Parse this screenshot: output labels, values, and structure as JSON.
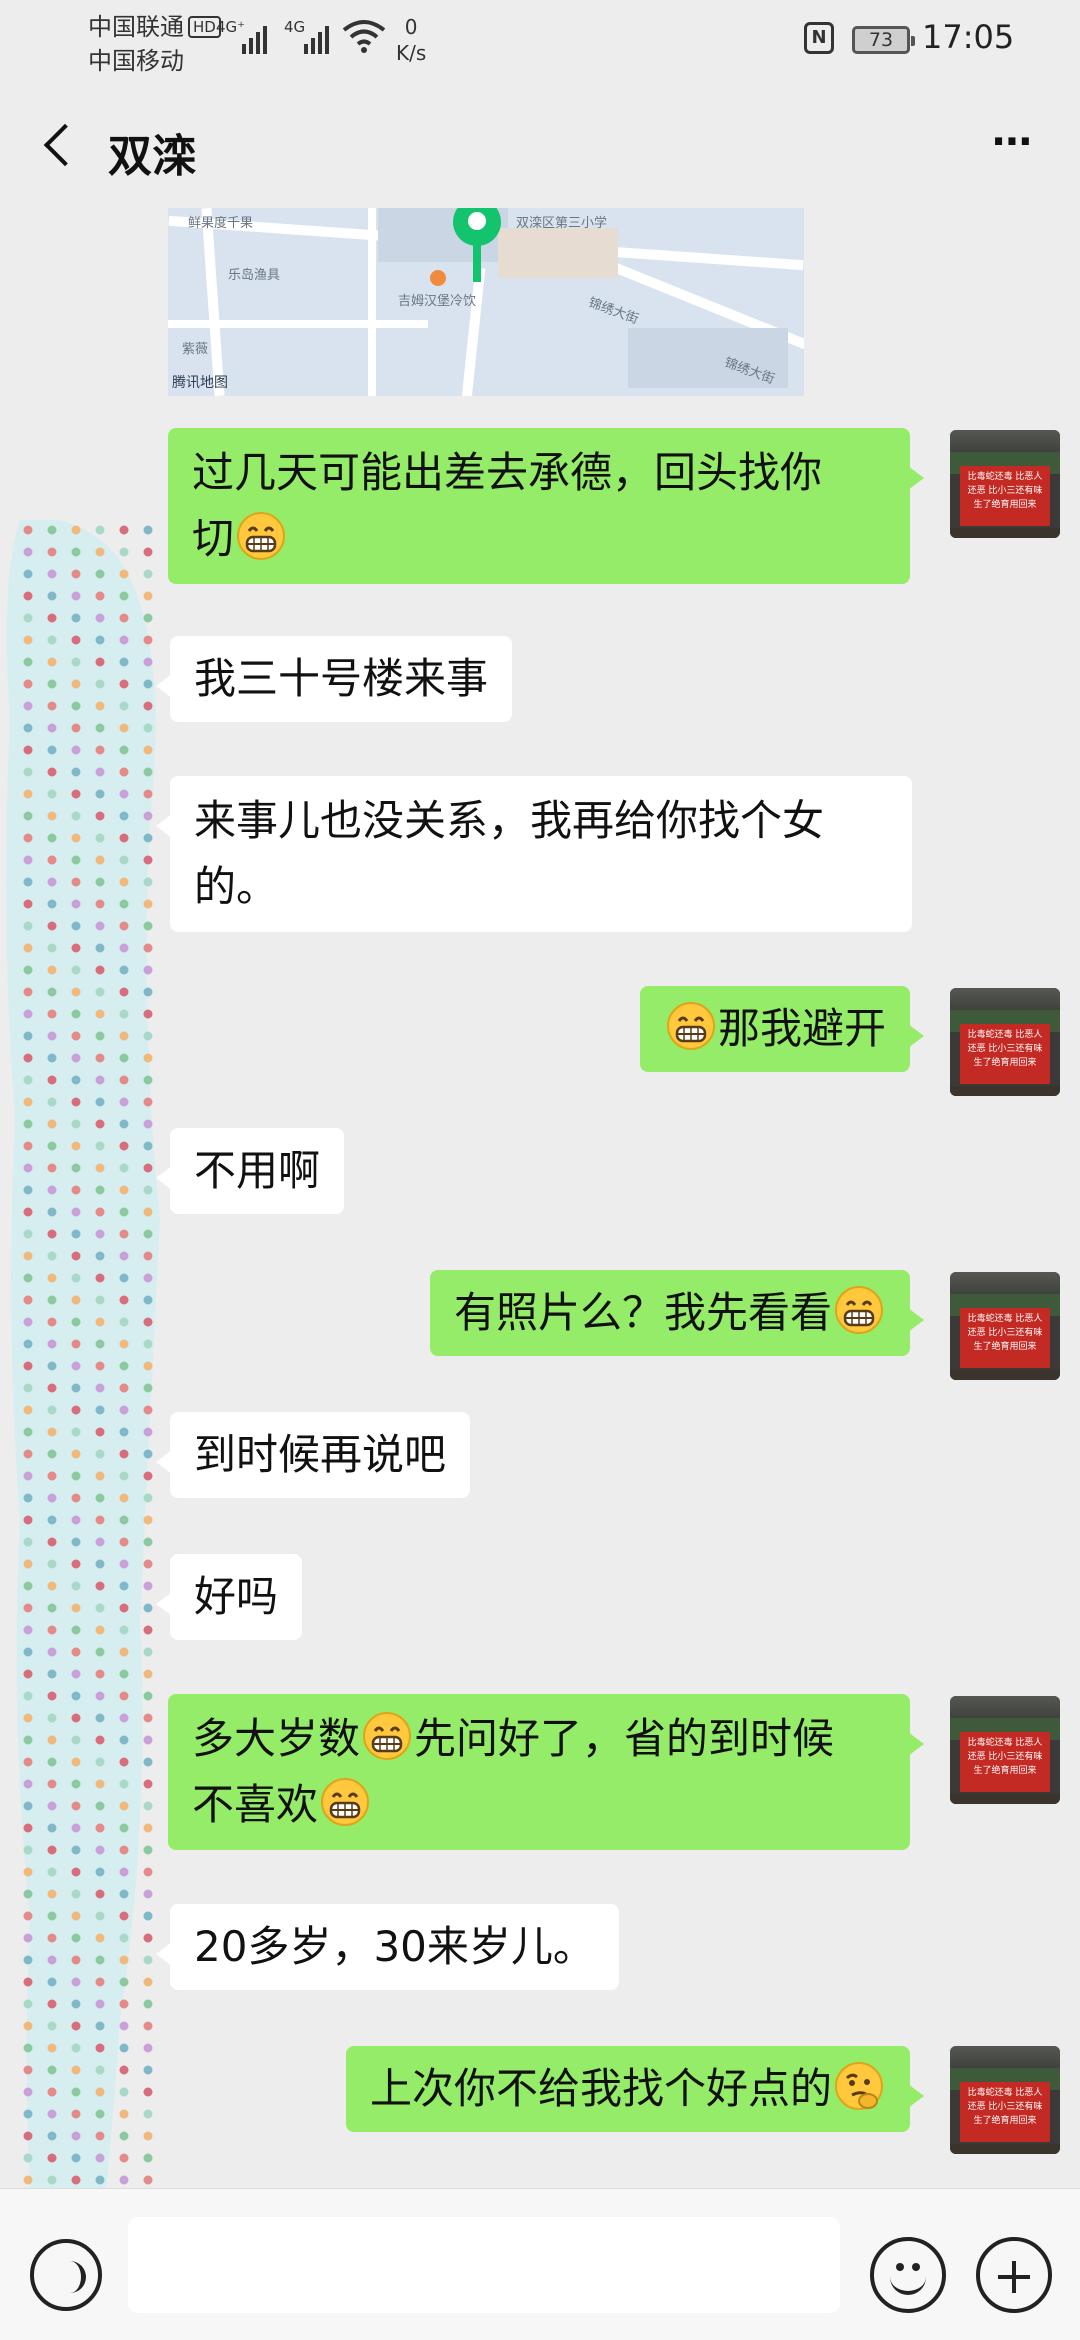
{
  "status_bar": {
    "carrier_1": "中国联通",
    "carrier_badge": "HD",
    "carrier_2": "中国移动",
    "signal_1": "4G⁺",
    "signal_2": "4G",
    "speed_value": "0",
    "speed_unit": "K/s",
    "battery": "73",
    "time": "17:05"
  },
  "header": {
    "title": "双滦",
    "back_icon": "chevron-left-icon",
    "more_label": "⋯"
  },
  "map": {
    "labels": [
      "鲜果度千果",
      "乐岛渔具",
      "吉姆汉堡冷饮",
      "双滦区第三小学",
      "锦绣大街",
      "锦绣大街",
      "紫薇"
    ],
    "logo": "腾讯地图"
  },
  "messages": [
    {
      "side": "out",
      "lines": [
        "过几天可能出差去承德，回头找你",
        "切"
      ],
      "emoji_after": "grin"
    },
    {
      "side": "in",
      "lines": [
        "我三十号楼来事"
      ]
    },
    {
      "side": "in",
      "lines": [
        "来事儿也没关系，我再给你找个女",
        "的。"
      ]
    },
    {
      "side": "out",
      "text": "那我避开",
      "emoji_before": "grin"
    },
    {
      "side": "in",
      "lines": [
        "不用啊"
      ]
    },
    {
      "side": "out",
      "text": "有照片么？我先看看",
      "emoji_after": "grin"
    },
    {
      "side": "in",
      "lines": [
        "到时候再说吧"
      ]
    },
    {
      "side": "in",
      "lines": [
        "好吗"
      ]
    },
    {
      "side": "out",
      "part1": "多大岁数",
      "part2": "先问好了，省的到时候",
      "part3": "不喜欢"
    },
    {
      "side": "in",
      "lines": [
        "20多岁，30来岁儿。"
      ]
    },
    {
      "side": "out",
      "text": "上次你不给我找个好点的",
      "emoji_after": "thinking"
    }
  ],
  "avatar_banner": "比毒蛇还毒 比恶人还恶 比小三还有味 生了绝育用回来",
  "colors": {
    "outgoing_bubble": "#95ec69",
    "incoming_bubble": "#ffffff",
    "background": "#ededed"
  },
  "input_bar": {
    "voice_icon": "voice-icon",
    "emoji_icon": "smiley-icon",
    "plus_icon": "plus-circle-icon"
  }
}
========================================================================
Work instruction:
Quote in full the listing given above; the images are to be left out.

Response below:
Parse this screenshot: output labels, values, and structure as JSON.
{
  "status_bar": {
    "carrier_1": "中国联通",
    "carrier_badge": "HD",
    "carrier_2": "中国移动",
    "signal_1": "4G⁺",
    "signal_2": "4G",
    "speed_value": "0",
    "speed_unit": "K/s",
    "battery": "73",
    "time": "17:05"
  },
  "header": {
    "title": "双滦",
    "back_icon": "chevron-left-icon",
    "more_label": "⋯"
  },
  "map": {
    "labels": [
      "鲜果度千果",
      "乐岛渔具",
      "吉姆汉堡冷饮",
      "双滦区第三小学",
      "锦绣大街",
      "锦绣大街",
      "紫薇"
    ],
    "logo": "腾讯地图"
  },
  "messages": [
    {
      "side": "out",
      "lines": [
        "过几天可能出差去承德，回头找你",
        "切"
      ],
      "emoji_after": "grin"
    },
    {
      "side": "in",
      "lines": [
        "我三十号楼来事"
      ]
    },
    {
      "side": "in",
      "lines": [
        "来事儿也没关系，我再给你找个女",
        "的。"
      ]
    },
    {
      "side": "out",
      "text": "那我避开",
      "emoji_before": "grin"
    },
    {
      "side": "in",
      "lines": [
        "不用啊"
      ]
    },
    {
      "side": "out",
      "text": "有照片么？我先看看",
      "emoji_after": "grin"
    },
    {
      "side": "in",
      "lines": [
        "到时候再说吧"
      ]
    },
    {
      "side": "in",
      "lines": [
        "好吗"
      ]
    },
    {
      "side": "out",
      "part1": "多大岁数",
      "part2": "先问好了，省的到时候",
      "part3": "不喜欢"
    },
    {
      "side": "in",
      "lines": [
        "20多岁，30来岁儿。"
      ]
    },
    {
      "side": "out",
      "text": "上次你不给我找个好点的",
      "emoji_after": "thinking"
    }
  ],
  "avatar_banner": "比毒蛇还毒 比恶人还恶 比小三还有味 生了绝育用回来",
  "colors": {
    "outgoing_bubble": "#95ec69",
    "incoming_bubble": "#ffffff",
    "background": "#ededed"
  },
  "input_bar": {
    "voice_icon": "voice-icon",
    "emoji_icon": "smiley-icon",
    "plus_icon": "plus-circle-icon"
  }
}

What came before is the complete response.